H1N1 globally, according to the WHO the swine flu global death toll tops 5,700:
- in the Americas – 4,175 deaths have been reported since the first appearance of the disease in April.
- Southeast Asia – 605 deaths
- West Pacific – 465
- Europe – 281
- East Mediterranean – 111
- Africa – 75
H1N1 vaccine development has stirred the controversy surrounding inoculations. The Atlantic questions the impact of a swine flu vaccine, while Newsweek tries to tackle the inoculation misinformation.
And Effect Measure explains the epidemiology of a pandemic flu (eg H1N1) versus a seasonal flu:
…the main feature [is] not the clinical characteristics or the virulence of the virus. So far this looks pretty much like a standard influenza A virus — except for the epidemiology.
Epidemiology is the public health science that studies the patterns of illness in populations. One kind of pattern we study is who is getting sick. And it is a change in this pattern that is one of the big differences between a pandemic strain and a seasonal strain. Pandemic strains have a greater tendency to infect and make sicker much younger victims.

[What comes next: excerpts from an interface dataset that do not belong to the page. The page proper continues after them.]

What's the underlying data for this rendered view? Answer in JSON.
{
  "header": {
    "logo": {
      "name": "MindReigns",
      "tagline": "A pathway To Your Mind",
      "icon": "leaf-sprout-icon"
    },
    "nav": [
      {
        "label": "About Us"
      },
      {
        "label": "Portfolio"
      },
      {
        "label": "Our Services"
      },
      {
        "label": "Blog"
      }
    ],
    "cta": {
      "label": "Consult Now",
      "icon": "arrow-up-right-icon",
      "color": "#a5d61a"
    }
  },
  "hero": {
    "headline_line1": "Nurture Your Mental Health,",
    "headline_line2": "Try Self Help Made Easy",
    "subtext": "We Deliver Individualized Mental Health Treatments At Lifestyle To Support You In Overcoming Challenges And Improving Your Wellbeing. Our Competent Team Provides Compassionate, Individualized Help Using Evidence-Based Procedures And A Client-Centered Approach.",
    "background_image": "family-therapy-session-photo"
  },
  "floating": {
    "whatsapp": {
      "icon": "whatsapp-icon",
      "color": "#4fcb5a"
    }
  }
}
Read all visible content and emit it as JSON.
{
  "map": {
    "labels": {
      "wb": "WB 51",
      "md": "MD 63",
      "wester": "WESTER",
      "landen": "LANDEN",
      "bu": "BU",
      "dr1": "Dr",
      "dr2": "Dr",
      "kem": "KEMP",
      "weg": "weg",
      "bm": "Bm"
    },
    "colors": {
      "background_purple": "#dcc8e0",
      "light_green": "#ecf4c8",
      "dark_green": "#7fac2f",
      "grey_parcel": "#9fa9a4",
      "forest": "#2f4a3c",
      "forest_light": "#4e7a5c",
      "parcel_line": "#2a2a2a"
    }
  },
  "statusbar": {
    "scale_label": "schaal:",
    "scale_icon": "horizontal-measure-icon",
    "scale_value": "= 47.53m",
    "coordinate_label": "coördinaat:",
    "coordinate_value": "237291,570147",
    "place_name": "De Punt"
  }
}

In seasonal influenza it is the over 65 age group that contributes most of the serious illness and deaths, but with pandemic strains (not just the current one), lack of immunity in the population makes those under age 65 a bigger target and they sicken and die proportionately more than in a non-pandemic season. And that’s exactly what we are seeing this year.